I promise, if you try Bowfishing just once…..it will be your newest bowhunting addiction. I know, because it has become one of my favorite spring/summertime activities. The action can be nonstop and fast-paced, unlike sitting in a treestand, motionless all day.
Unlike the majority of things, you don’t have to spend a lot of money to get started in bowfishing. I’m sure most of you have an old bow lying around that would be perfect for setting up as a bowfishing rig. If not, you can always pay a visit to your nearest Pawn Shop. These establishments usually have a few to choose from. A recurve or compound, somewhere in the 30-50lb. range will work just fine. Too much draw weight can equal lost arrows and sore muscles from a long day of shooting 100+ shots at fish.
Once an appropriate bow has been acquired, you will need to select a few bowfishing arrows and a reel system to hold the line which will be attached to the arrow. There is a mind boggling amount of bowfishing arrows and reels on the market with an equally large amount of fish points to choose from. A basic, solid fiberglass arrow with a good strong fish point will get you started and do everything you need to put fish in the boat.

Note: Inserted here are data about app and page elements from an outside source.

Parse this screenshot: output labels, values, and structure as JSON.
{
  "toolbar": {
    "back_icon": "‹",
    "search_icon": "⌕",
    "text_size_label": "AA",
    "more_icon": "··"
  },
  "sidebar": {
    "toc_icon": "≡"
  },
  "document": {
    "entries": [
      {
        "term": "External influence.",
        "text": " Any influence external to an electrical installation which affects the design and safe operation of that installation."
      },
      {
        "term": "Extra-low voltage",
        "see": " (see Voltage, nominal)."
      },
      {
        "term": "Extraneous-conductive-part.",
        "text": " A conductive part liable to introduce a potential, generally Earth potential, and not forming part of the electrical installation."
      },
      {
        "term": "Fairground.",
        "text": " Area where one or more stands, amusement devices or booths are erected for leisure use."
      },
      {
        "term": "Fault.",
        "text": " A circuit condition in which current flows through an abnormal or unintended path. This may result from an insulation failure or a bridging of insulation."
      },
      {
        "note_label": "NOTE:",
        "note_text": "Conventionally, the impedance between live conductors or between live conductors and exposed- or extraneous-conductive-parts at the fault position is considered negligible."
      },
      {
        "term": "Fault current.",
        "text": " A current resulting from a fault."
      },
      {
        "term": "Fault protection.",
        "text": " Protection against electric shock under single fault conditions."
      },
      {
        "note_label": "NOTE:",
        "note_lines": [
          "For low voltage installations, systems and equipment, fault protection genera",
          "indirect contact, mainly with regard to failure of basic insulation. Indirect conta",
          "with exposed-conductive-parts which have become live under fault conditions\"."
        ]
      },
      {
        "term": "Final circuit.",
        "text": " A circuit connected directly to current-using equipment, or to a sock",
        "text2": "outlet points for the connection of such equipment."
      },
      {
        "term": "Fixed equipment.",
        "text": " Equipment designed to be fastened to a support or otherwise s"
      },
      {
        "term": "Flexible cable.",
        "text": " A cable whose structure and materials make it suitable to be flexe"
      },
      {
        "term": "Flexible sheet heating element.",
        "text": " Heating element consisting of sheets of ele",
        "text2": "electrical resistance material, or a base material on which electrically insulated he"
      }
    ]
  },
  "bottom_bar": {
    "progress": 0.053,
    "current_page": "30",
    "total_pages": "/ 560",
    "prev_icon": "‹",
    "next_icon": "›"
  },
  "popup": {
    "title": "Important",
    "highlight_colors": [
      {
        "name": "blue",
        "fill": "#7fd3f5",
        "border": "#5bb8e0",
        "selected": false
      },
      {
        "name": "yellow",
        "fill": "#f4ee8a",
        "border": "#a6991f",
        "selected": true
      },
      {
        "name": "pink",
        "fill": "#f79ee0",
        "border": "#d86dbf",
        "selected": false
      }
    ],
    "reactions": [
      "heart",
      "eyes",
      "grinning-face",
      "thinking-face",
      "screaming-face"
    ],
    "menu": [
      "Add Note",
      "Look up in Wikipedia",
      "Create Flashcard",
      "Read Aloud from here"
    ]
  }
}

There are basically three types of (reels) line holding devices. First is the basic hand reel. Personally, I can’t recommend this method because it takes too much time to hand wrap the line on a drum mounted to your bow. The wasted time will cause you to miss too many shots at other fish in the area. Second on the list is the Zebco bow mounted reel. This is basically a push button spin-cast fishing reel that mounts to your bow. Many people like this style but I want my reel more foolproof. If you happen to forget to push the button, you can kiss your arrow goodbye; hopefully you hang on to the bow though. Last is my favorite style of reel—- the Retriever Reel. When you squeeze the trigger two rubber rollers grab the string and as you turn the handle it feeds the string into a plastic bottle where it is stored until the next shot. It then flies out of the open bottle with very little drag. The Retriever Reel is the most expensive option, but in my opinion it is well worth it.
The Retriever Reel Attached to my bow, ready for action.
As you construct your bowfishing rig you will most likely need to change out your arrow rest. The solid fiberglass arrows used in bowfishing are too heavy for most bow hunting rests to handle. Therefore, choose from many of the easy to install bowfishing rests on the market to solve this problem. Most are simple to operate yet very effective.
Last but not least, you WILL NEED to use safety slides on your arrows. I cannot stress enough how important it is to have these simple items installed on your arrows. They can literally save your life. They work by attaching the line to the safety slide which then slides up and down the arrow. This eliminates the chance of the string catching on something on your bow and snapping the arrow back at you. DO NOT BOWFISH WITHOUT SAFETY SLIDES ON YOUR ARROWS.
An assortment of fish points on arrows complete with Safety Slides.
Now that your bowfishing rig is complete, it’s time to hit the water. Bowfishing can be just as much fun whether you are on the bank, wading or in a boat. As the water starts to warm in early spring the fish head for the shallows in order to spawn. This window of opportunity can make for some of the best bowfishing you will ever find. The fish are preoccupied with making more fish and you can literally walk among them and sometimes get multiple fish with a single shot. Bank fishing and wading are oftentimes more effective during this time because the fish are too shallow or in too much vegetation to reach with a boat.
Floodwaters are also a welcome sight in the spring. As floodwaters spread into fields, rough fish follow the water in search of new food sources. If you can locate a place where shallow water is running over a road or levee you are basically sitting on a gold mine. As fish swim by, they are easily exposed in the shallow water.